Ken and Lily have been married for 10 years and have 3 children. They had mutually agreed that Lily would be a stay-at-home mother to focus on raising their children. Over the years, Ken and Lily had many arguments over their differences in parenting styles. Whenever Ken makes a comment on the children’s behaviour or results, Lily would become quiet, walk out of the room to occupy herself with chores, and refuse to talk to Ken for the rest of the day.

Do you find that you or your spouse shuts down whenever a conversation doesn’t go the way either of you want?

According to the research conducted by Dr. John Gottman, the key to staying happily married is to turn towards each other instead of turning away. “Turning towards” simply refers to catching hints from your partner for attention, affirmation, affection or any other positive connection. Such hints may come in the form of a wink, a grin, or rhetorical questions. But hints can be difficult to catch. So here are two things to keep in mind:

  1. Pay Attention – Face and look at your partner

  2. Focus on here & now – What do you see? What do you hear?

Facing and looking at your partner (cue: lovingly) lets him/her know that you are paying attention. Remember those courtship days when you were unable to peel your eyes off him/her?

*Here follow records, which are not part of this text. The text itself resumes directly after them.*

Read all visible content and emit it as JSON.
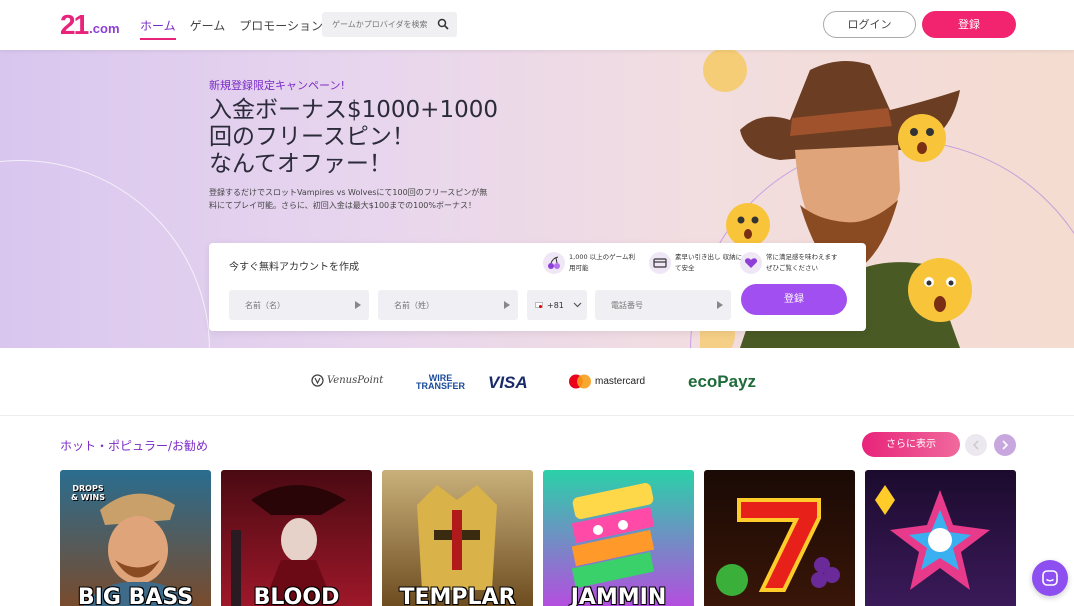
{
  "header": {
    "logo_big": "21",
    "logo_domain": ".com",
    "nav": [
      "ホーム",
      "ゲーム",
      "プロモーション"
    ],
    "search_placeholder": "ゲームかプロバイダを検索",
    "login_label": "ログイン",
    "register_label": "登録"
  },
  "hero": {
    "promo_tag": "新規登録限定キャンペーン!",
    "headline": [
      "入金ボーナス$1000+1000",
      "回のフリースピン！",
      "なんてオファー！"
    ],
    "description": "登録するだけでスロットVampires vs Wolvesにて100回のフリースピンが無料にてプレイ可能。さらに、初回入金は最大$100までの100%ボーナス！"
  },
  "signup": {
    "title": "今すぐ無料アカウントを作成",
    "perks": [
      {
        "icon": "cherry-icon",
        "text": "1,000 以上のゲーム利用可能"
      },
      {
        "icon": "card-icon",
        "text": "素早い引き出し 収納にて安全"
      },
      {
        "icon": "heart-icon",
        "text": "常に満足感を味わえます ぜひご覧ください"
      }
    ],
    "first_name_placeholder": "名前（名）",
    "last_name_placeholder": "名前（姓）",
    "country_code": "+81",
    "phone_placeholder": "電話番号",
    "submit_label": "登録"
  },
  "payments": [
    "VenusPoint",
    "WIRE TRANSFER",
    "VISA",
    "mastercard",
    "ecoPayz"
  ],
  "games": {
    "section_title": "ホット・ポピュラー/お勧め",
    "more_label": "さらに表示",
    "tiles": [
      {
        "name": "BIG BASS",
        "badge": "DROPS & WINS",
        "colors": [
          "#2a6d8f",
          "#7b4a2a"
        ]
      },
      {
        "name": "BLOOD",
        "colors": [
          "#4a0a12",
          "#a0182a"
        ]
      },
      {
        "name": "TEMPLAR",
        "colors": [
          "#c9b07a",
          "#6b4a1e"
        ]
      },
      {
        "name": "JAMMIN",
        "colors": [
          "#2ad1a8",
          "#b84ae0"
        ]
      },
      {
        "name": "",
        "colors": [
          "#1a0a05",
          "#3a1608"
        ]
      },
      {
        "name": "",
        "colors": [
          "#1c0b2e",
          "#3b1a5a"
        ]
      }
    ]
  }
}
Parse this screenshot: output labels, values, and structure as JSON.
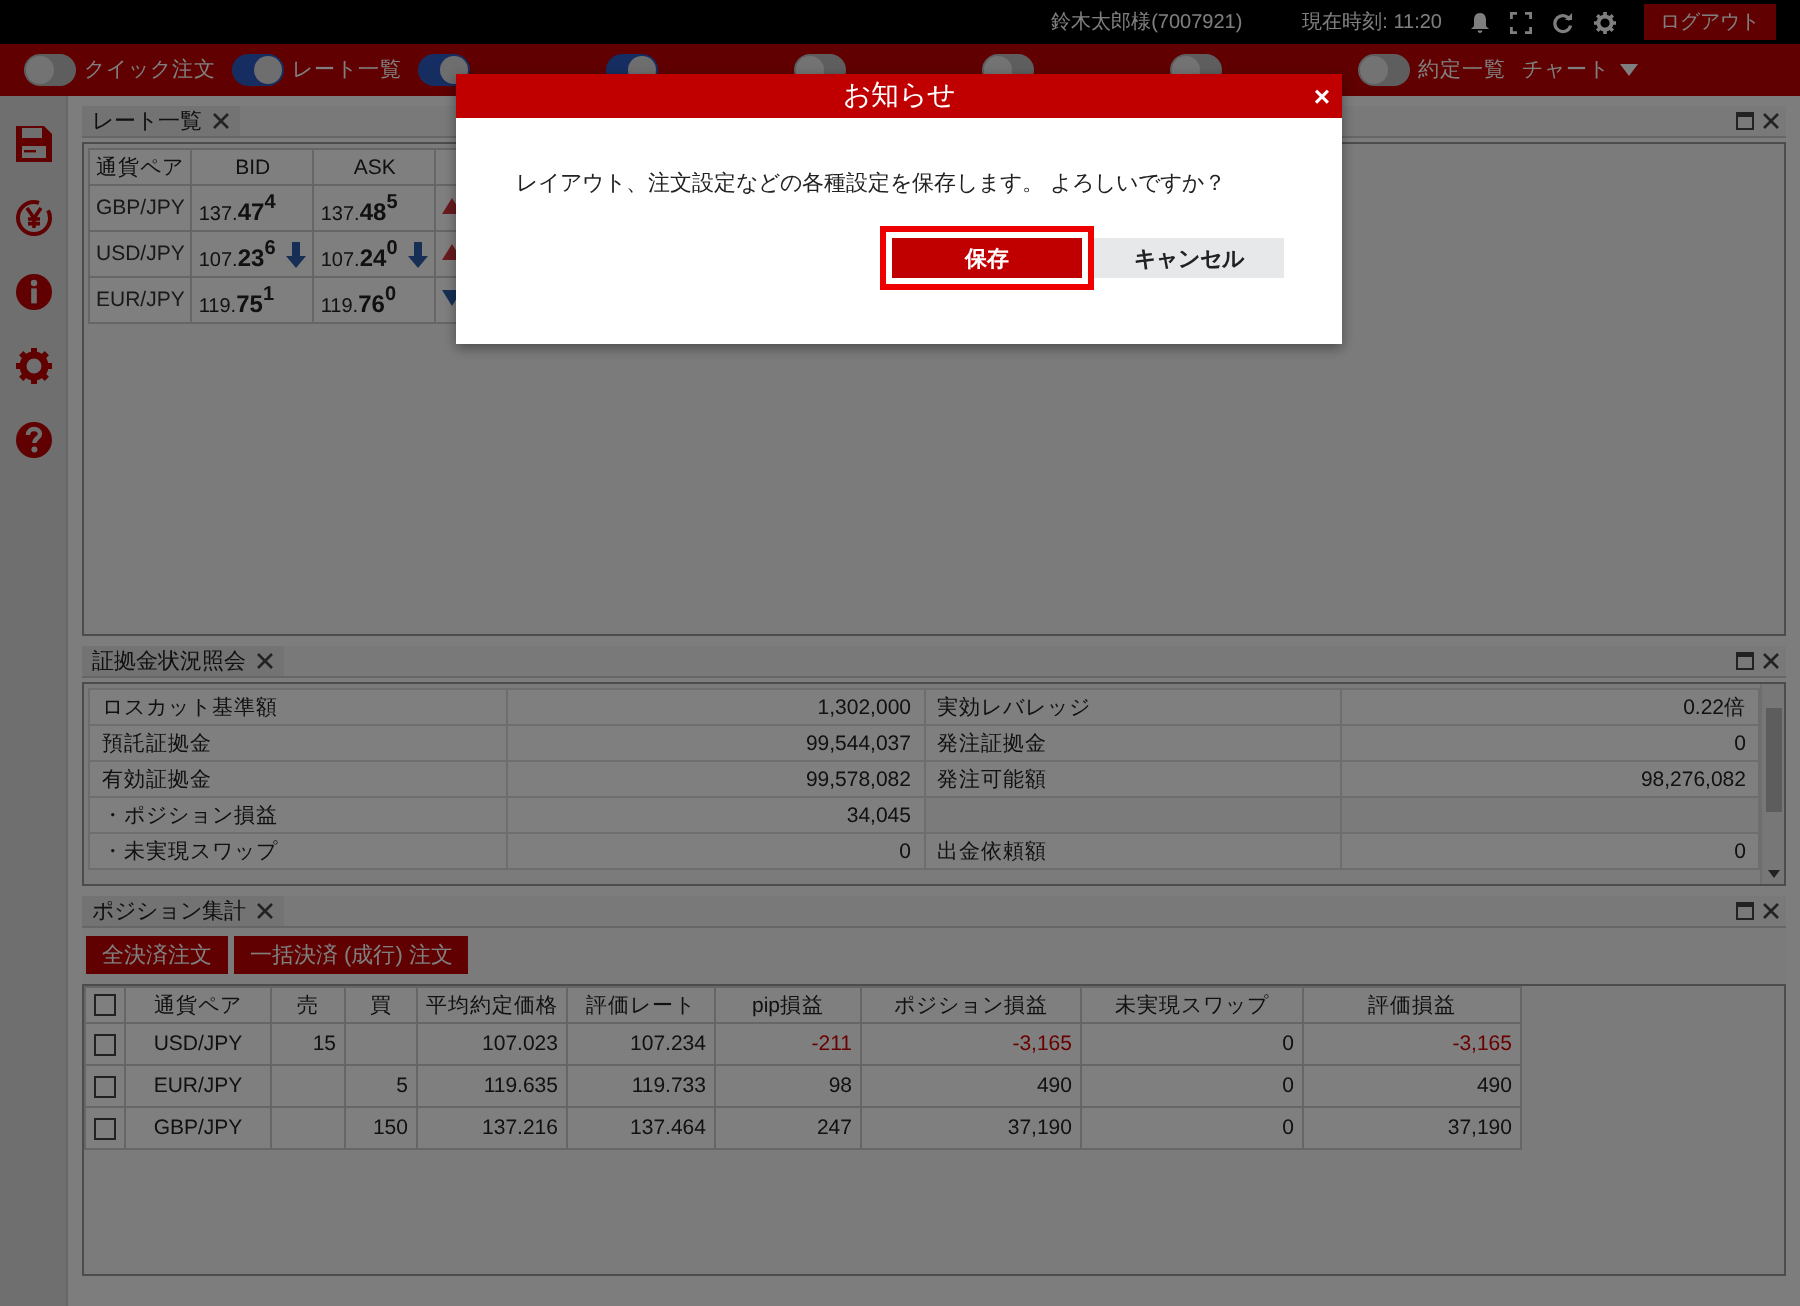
{
  "top_bar": {
    "user": "鈴木太郎様(7007921)",
    "clock": "現在時刻: 11:20",
    "logout": "ログアウト"
  },
  "nav": {
    "toggles": [
      {
        "label": "クイック注文",
        "on": false
      },
      {
        "label": "レート一覧",
        "on": true
      },
      {
        "on": true
      },
      {
        "on": true
      },
      {
        "on": false
      },
      {
        "on": false
      },
      {
        "on": false
      },
      {
        "label": "約定一覧",
        "on": false
      }
    ],
    "chart_menu": "チャート"
  },
  "rate_panel": {
    "title": "レート一覧",
    "columns": [
      "通貨ペア",
      "BID",
      "ASK"
    ],
    "rows": [
      {
        "pair": "GBP/JPY",
        "bid": {
          "lead": "137.",
          "big": "47",
          "pip": "4",
          "falling": false
        },
        "ask": {
          "lead": "137.",
          "big": "48",
          "pip": "5",
          "falling": false
        },
        "rising": true
      },
      {
        "pair": "USD/JPY",
        "bid": {
          "lead": "107.",
          "big": "23",
          "pip": "6",
          "falling": true
        },
        "ask": {
          "lead": "107.",
          "big": "24",
          "pip": "0",
          "falling": true
        },
        "rising": true
      },
      {
        "pair": "EUR/JPY",
        "bid": {
          "lead": "119.",
          "big": "75",
          "pip": "1",
          "falling": false
        },
        "ask": {
          "lead": "119.",
          "big": "76",
          "pip": "0",
          "falling": false
        },
        "rising": false
      }
    ]
  },
  "margin_panel": {
    "title": "証拠金状況照会",
    "rows": [
      {
        "label": "ロスカット基準額",
        "value": "1,302,000",
        "label_2": "実効レバレッジ",
        "value_2": "0.22倍"
      },
      {
        "label": "預託証拠金",
        "value": "99,544,037",
        "label_2": "発注証拠金",
        "value_2": "0"
      },
      {
        "label": "有効証拠金",
        "value": "99,578,082",
        "label_2": "発注可能額",
        "value_2": "98,276,082"
      },
      {
        "label": "・ポジション損益",
        "value": "34,045"
      },
      {
        "label": "・未実現スワップ",
        "value": "0",
        "label_2": "出金依頼額",
        "value_2": "0"
      }
    ]
  },
  "position_panel": {
    "title": "ポジション集計",
    "buttons": [
      "全決済注文",
      "一括決済 (成行) 注文"
    ],
    "columns": [
      "通貨ペア",
      "売",
      "買",
      "平均約定価格",
      "評価レート",
      "pip損益",
      "ポジション損益",
      "未実現スワップ",
      "評価損益"
    ],
    "all_checked": false,
    "rows": [
      {
        "checked": false,
        "loss": true,
        "pair": "USD/JPY",
        "sell": "15",
        "avg": "107.023",
        "rate": "107.234",
        "pip": "-211",
        "pl": "-3,165",
        "swap": "0",
        "total": "-3,165"
      },
      {
        "checked": false,
        "loss": false,
        "pair": "EUR/JPY",
        "buy": "5",
        "avg": "119.635",
        "rate": "119.733",
        "pip": "98",
        "pl": "490",
        "swap": "0",
        "total": "490"
      },
      {
        "checked": false,
        "loss": false,
        "pair": "GBP/JPY",
        "buy": "150",
        "avg": "137.216",
        "rate": "137.464",
        "pip": "247",
        "pl": "37,190",
        "swap": "0",
        "total": "37,190"
      }
    ]
  },
  "dialog": {
    "title": "お知らせ",
    "close": "×",
    "message": "レイアウト、注文設定などの各種設定を保存します。 よろしいですか？",
    "buttons": [
      {
        "label": "保存",
        "kind": "primary",
        "focused": true
      },
      {
        "label": "キャンセル",
        "kind": "secondary",
        "focused": false
      }
    ]
  }
}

He/she is still the very same person you are looking at. Think back, and let that feeling wash over you.

Being present with your partner allows you to see what is here (the physical and facial expressions) and hear what is now (the content). It is not helpful to bring up past experiences that hurt you and your partner. Tackling the here and now lets you and your partner manage the issue objectively.

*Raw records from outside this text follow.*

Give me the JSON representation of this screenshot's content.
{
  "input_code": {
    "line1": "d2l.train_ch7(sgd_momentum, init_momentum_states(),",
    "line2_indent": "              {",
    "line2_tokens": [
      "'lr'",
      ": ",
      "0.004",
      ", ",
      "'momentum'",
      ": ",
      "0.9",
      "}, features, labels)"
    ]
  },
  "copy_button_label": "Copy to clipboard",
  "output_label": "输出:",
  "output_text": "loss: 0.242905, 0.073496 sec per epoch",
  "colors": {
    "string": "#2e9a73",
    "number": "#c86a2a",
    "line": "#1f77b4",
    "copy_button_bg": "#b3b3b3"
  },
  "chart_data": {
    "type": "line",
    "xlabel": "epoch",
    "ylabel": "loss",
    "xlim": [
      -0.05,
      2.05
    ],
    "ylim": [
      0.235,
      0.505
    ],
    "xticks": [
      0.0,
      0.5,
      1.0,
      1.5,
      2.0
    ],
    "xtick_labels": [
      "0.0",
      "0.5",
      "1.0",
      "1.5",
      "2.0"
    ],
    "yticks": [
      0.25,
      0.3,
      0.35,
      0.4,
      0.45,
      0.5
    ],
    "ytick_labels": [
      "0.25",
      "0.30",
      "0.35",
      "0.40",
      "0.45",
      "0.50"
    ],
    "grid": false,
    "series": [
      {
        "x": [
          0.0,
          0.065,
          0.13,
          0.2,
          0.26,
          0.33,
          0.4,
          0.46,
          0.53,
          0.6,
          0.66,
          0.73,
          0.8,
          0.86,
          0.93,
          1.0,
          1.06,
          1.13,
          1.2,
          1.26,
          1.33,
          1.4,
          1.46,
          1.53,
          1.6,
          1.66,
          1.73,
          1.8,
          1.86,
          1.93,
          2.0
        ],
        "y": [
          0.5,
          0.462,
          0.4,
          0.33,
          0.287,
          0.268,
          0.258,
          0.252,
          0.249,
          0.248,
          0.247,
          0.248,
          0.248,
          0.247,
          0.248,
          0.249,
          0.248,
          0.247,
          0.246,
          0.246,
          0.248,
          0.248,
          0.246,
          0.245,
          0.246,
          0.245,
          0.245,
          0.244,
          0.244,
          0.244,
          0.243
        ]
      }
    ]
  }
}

Clearly state what you see/hear that hurts you (e.g. issue, situation), share why you feel that way (describe its impact on you) and then offer what your partner can do for you next time (the way forward). For example, “When I hear you talk about our children’s behaviour, I feel hurt because it makes me feel that I am not a good mother. I hope you can listen to my difficulties in managing the children. Let’s work things out together.”

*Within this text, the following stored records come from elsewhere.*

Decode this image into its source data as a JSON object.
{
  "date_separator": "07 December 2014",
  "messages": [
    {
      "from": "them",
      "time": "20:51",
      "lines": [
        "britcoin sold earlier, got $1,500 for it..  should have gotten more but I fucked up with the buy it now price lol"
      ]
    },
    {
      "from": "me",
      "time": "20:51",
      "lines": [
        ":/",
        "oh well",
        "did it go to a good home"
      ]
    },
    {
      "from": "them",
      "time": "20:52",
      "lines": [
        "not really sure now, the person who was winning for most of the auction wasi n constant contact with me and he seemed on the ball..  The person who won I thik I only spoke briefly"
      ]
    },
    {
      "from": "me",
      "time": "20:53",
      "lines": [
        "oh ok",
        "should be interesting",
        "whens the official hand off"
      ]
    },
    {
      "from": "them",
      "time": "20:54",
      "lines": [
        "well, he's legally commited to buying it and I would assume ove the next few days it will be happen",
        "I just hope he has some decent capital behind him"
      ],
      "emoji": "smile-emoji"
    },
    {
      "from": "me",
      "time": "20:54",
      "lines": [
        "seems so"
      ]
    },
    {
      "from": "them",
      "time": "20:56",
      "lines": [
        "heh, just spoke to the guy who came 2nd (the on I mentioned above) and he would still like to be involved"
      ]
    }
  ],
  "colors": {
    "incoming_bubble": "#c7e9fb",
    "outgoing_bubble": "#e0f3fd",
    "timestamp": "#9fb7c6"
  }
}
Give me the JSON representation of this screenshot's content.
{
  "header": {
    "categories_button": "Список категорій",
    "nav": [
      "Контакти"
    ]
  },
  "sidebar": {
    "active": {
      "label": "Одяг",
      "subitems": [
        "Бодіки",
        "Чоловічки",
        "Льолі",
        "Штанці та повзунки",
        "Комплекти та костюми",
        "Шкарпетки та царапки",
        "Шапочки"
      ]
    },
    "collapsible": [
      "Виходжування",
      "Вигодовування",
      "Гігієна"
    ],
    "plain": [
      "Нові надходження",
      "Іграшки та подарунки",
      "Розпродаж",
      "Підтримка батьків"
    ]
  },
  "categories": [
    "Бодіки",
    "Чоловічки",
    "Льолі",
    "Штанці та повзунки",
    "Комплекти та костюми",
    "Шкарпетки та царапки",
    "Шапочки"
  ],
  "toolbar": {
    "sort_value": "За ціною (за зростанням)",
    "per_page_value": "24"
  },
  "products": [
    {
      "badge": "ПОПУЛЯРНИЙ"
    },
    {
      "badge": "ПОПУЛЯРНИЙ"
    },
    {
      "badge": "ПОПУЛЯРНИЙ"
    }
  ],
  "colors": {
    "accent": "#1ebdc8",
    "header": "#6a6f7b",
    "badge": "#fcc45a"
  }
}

As Dr Julie Gottman puts it, “You can throw spears at your partner. Or you can explain why you’re hurt and angry, and that’s the kinder path”.

You have the power to choose your response. What will you choose today?


Gottman, J.M. & Silver, N. (1999). The Seven Principles for Making Marriage Work. Three Rivers Press.